Yes, it’s pretty satisfying to knock a soccer ball into the opposing team’s goal with your car in Rocket League, a popular video game.
But today’s video games have embarked on a new and ambitious quest, and esports (electronic sports) – one of the fastest-growing high school and college sports – is burning its way into screens across Pennsylvania.
And Trinity Area High School, one of the first schools in the region to incorporate esports into its curriculum, is among the leaders of that trend.
Trinity also fields an esports team that competes in PlayVS, a scholastic esports league.
“Trinity Area is thrilled to be one of the first school districts in the region to build an esports program,” said Superintendent Dr. Michael Lucas. “I am incredibly grateful for our staff members’ assistance in helping us to prepare to launch the program this school year. Our esports coaches, teachers, and administrators work diligently to design and facilitate courses with real-world applications – the kind of courses students want to take.”
During each semester of the 2021-22 school year, Trinity Area is piloting Introduction to Esports courses to familiarize students with industry game developers’ roles, responsibilities and influences.
More than 90% of teens are active video gamers, and the popularity of video games has launched an entire industry of gamers, spectators and competition. In 2019, an estimated 453.8 million viewers watched esports matches around the country, hauling in a record $1.1 billion in revenue from sponsorships and advertising.
Trinity and other high schools see the opportunity that esports offer for students interested in attending college. The National Association of Collegiate Esports reports more than 170 colleges and universities around the country now have varsity programs, and they’re pursuing the best high school gamers with more than $16 million in scholarships each year.
While some students will wind up as professional esports players, the games are also introducing students to a variety of professional opportunities they can explore once in college, including esports marketing careers, business management, game development, team coaching and more.

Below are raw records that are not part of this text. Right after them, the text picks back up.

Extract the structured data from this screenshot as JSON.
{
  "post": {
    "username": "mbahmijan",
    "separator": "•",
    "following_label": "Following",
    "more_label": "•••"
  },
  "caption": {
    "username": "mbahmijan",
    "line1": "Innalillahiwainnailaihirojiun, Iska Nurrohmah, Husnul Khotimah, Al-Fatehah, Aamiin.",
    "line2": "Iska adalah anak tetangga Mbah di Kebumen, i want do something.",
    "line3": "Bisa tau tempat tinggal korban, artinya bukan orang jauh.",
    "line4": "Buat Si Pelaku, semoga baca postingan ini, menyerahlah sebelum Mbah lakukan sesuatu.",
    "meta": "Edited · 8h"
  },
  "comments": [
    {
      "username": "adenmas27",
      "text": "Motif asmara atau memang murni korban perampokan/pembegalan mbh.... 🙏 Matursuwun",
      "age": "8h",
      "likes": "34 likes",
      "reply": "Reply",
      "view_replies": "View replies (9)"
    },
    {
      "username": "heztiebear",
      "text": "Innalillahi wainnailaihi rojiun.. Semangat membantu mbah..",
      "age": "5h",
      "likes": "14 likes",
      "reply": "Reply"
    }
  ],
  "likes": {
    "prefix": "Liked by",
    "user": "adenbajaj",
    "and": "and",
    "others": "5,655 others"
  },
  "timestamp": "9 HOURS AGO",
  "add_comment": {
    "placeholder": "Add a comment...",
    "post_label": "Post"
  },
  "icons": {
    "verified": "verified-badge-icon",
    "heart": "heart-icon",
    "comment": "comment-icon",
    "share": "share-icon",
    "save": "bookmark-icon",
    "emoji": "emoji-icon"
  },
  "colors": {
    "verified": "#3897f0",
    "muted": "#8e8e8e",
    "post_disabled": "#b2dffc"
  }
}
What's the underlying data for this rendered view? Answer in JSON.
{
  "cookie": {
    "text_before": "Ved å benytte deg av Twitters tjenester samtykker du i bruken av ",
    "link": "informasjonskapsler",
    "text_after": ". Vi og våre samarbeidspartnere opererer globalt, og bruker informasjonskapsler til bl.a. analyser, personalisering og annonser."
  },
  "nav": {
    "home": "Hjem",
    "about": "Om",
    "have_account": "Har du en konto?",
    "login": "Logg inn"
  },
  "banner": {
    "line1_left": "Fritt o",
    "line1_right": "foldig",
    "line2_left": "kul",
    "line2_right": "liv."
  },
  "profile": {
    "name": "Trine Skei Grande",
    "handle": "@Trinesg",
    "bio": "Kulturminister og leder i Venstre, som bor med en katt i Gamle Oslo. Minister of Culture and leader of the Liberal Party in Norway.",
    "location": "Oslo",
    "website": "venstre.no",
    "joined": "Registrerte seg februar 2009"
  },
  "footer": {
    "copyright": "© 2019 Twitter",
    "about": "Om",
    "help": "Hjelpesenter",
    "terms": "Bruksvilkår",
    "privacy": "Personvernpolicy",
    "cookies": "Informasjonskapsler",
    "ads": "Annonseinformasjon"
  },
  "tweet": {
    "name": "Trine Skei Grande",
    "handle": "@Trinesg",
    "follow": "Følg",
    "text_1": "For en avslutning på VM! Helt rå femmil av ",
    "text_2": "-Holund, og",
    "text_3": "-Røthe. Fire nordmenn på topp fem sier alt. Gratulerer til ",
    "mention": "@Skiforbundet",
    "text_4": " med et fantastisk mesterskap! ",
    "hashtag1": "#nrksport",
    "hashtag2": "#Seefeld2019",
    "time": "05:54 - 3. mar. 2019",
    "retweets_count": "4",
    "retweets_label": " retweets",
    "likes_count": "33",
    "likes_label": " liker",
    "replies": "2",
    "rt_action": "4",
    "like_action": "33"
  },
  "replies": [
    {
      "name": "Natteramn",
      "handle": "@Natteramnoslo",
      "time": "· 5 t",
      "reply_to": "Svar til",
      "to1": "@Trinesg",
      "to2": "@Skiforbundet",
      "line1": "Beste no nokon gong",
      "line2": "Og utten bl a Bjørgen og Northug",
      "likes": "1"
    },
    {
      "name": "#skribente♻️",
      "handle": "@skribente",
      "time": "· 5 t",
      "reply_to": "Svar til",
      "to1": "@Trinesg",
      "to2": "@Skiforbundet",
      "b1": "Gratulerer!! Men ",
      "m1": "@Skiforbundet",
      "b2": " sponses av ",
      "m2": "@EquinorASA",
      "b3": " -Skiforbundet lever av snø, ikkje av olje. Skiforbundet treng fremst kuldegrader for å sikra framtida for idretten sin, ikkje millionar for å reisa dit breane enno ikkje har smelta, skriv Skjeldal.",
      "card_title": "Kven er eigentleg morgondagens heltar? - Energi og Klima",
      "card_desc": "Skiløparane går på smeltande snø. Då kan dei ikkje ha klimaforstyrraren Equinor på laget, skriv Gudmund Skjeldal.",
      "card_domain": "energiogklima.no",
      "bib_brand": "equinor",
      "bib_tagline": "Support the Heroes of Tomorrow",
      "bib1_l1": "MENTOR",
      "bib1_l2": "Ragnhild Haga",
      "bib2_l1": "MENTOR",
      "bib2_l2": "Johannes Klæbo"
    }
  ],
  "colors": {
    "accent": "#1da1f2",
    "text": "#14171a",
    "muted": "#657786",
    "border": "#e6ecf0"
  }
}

Trinity High School has installed a state-of-the-art, futuristic classroom equipped with the latest computers, gaming software, lighting, cameras, video game cards, and broadcasting software to provide students with an authentic, hands-on learning and playing experience.
About 30 student-athletes participate on Trinity’s esports team, where the compete against other teams in Pennsylvania and other states in Super Smash Brothers Ultimate, League of Legends, and Rocket League.
And that offers several benefits for students involved in esports – which is open to both boys and girls – for students to find their “thing.”
Trinity High School senior Sean Fagan-Dyer leaped at the chance to join the Hillers e-gamers team.
“I joined because I like video games. It looked fun for me,” said Fagan-Dyer. “I’ve been interested in competing in something like this, so I joined. I also made a couple of new friends, and honestly, I’m hoping to get better at the games and hopefully bring home a couple of wins for Trinity.”
Daniel Scarmazzi, coach of the Hillers esports team, said the digital transformation of sports provides a chance for students who might not get involved in other sports teams to compete on a team.
And esports, like other sports and extracurricular activities, offer other benefits to Trinity students.
Students who participate in extracurriculars often experience higher attendance, improved math and reading scores, increased focus and higher self-esteem.
“It’s great to finally harness video games for a positive use, instead of making it something that we always assume is negative,” said Scarmazzi. “I really like the positive aspects of it, the careers that are available, that sort of thing. It’s really giving kids a place and an opportunity to be involved and succeed. That’s my favorite part.”
But, Scarmazzi notes, don’t overlook the fact that esports are competitive and intense.
“Competitively, you’re looking to constantly improve the way you would when you’re playing a sport,” said Scarmazzi. “I would compare it to a sport. If you shoot a basketball leisurely, you’re not really getting better at it, but you’re enjoying it, right? But when you’re playing for a team, you’re working on drills and you’re working to achieve something together. That’s kind of the way esports works, in the sense of video games.”
Sophomore Luke Webb shared Scarmazzi’s sentiments.
“It’s really nice to have a bunch of other like-minded people who play the same video games to spend time with. It’s a nice community,” he said.